---------- EXCERPTED RECORDS ----------

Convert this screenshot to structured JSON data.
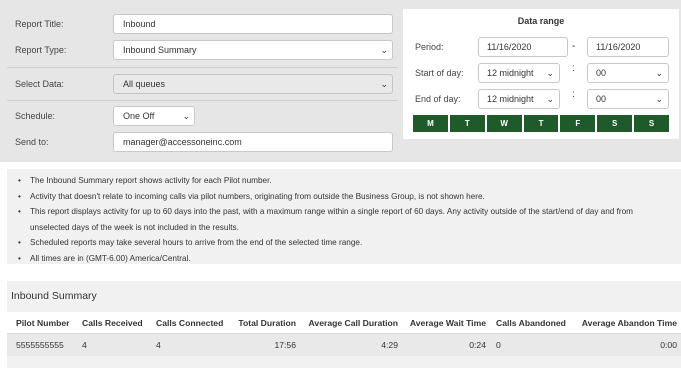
{
  "form": {
    "report_title_label": "Report Title:",
    "report_title_value": "Inbound",
    "report_type_label": "Report Type:",
    "report_type_value": "Inbound Summary",
    "select_data_label": "Select Data:",
    "select_data_value": "All queues",
    "schedule_label": "Schedule:",
    "schedule_value": "One Off",
    "send_to_label": "Send to:",
    "send_to_value": "manager@accessoneinc.com"
  },
  "date_range": {
    "title": "Data range",
    "period_label": "Period:",
    "period_start": "11/16/2020",
    "period_separator": "-",
    "period_end": "11/16/2020",
    "start_label": "Start of day:",
    "start_hour": "12 midnight",
    "start_minute": "00",
    "end_label": "End of day:",
    "end_hour": "12 midnight",
    "end_minute": "00",
    "time_separator": ":",
    "days": [
      "M",
      "T",
      "W",
      "T",
      "F",
      "S",
      "S"
    ]
  },
  "info": [
    "The Inbound Summary report shows activity for each Pilot number.",
    "Activity that doesn't relate to incoming calls via pilot numbers, originating from outside the Business Group, is not shown here.",
    "This report displays activity for up to 60 days into the past, with a maximum range within a single report of 60 days. Any activity outside of the start/end of day and from",
    "unselected days of the week is not included in the results.",
    "Scheduled reports may take several hours to arrive from the end of the selected time range.",
    "All times are in (GMT-6.00) America/Central."
  ],
  "summary": {
    "title": "Inbound Summary",
    "columns": [
      "Pilot Number",
      "Calls Received",
      "Calls Connected",
      "Total Duration",
      "Average Call Duration",
      "Average Wait Time",
      "Calls Abandoned",
      "Average Abandon Time"
    ],
    "rows": [
      [
        "5555555555",
        "4",
        "4",
        "17:56",
        "4:29",
        "0:24",
        "0",
        "0:00"
      ]
    ]
  },
  "icons": {
    "select_chevron": "chevron-down-icon",
    "bullet": "•"
  }
}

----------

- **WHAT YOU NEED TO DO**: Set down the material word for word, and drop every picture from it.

- **ANSWER SECTION**:
Convert this screenshot to structured JSON data.
{
  "form": {
    "report_title_label": "Report Title:",
    "report_title_value": "Inbound",
    "report_type_label": "Report Type:",
    "report_type_value": "Inbound Summary",
    "select_data_label": "Select Data:",
    "select_data_value": "All queues",
    "schedule_label": "Schedule:",
    "schedule_value": "One Off",
    "send_to_label": "Send to:",
    "send_to_value": "manager@accessoneinc.com"
  },
  "date_range": {
    "title": "Data range",
    "period_label": "Period:",
    "period_start": "11/16/2020",
    "period_separator": "-",
    "period_end": "11/16/2020",
    "start_label": "Start of day:",
    "start_hour": "12 midnight",
    "start_minute": "00",
    "end_label": "End of day:",
    "end_hour": "12 midnight",
    "end_minute": "00",
    "time_separator": ":",
    "days": [
      "M",
      "T",
      "W",
      "T",
      "F",
      "S",
      "S"
    ]
  },
  "info": [
    "The Inbound Summary report shows activity for each Pilot number.",
    "Activity that doesn't relate to incoming calls via pilot numbers, originating from outside the Business Group, is not shown here.",
    "This report displays activity for up to 60 days into the past, with a maximum range within a single report of 60 days. Any activity outside of the start/end of day and from",
    "unselected days of the week is not included in the results.",
    "Scheduled reports may take several hours to arrive from the end of the selected time range.",
    "All times are in (GMT-6.00) America/Central."
  ],
  "summary": {
    "title": "Inbound Summary",
    "columns": [
      "Pilot Number",
      "Calls Received",
      "Calls Connected",
      "Total Duration",
      "Average Call Duration",
      "Average Wait Time",
      "Calls Abandoned",
      "Average Abandon Time"
    ],
    "rows": [
      [
        "5555555555",
        "4",
        "4",
        "17:56",
        "4:29",
        "0:24",
        "0",
        "0:00"
      ]
    ]
  },
  "icons": {
    "select_chevron": "chevron-down-icon",
    "bullet": "•"
  }
}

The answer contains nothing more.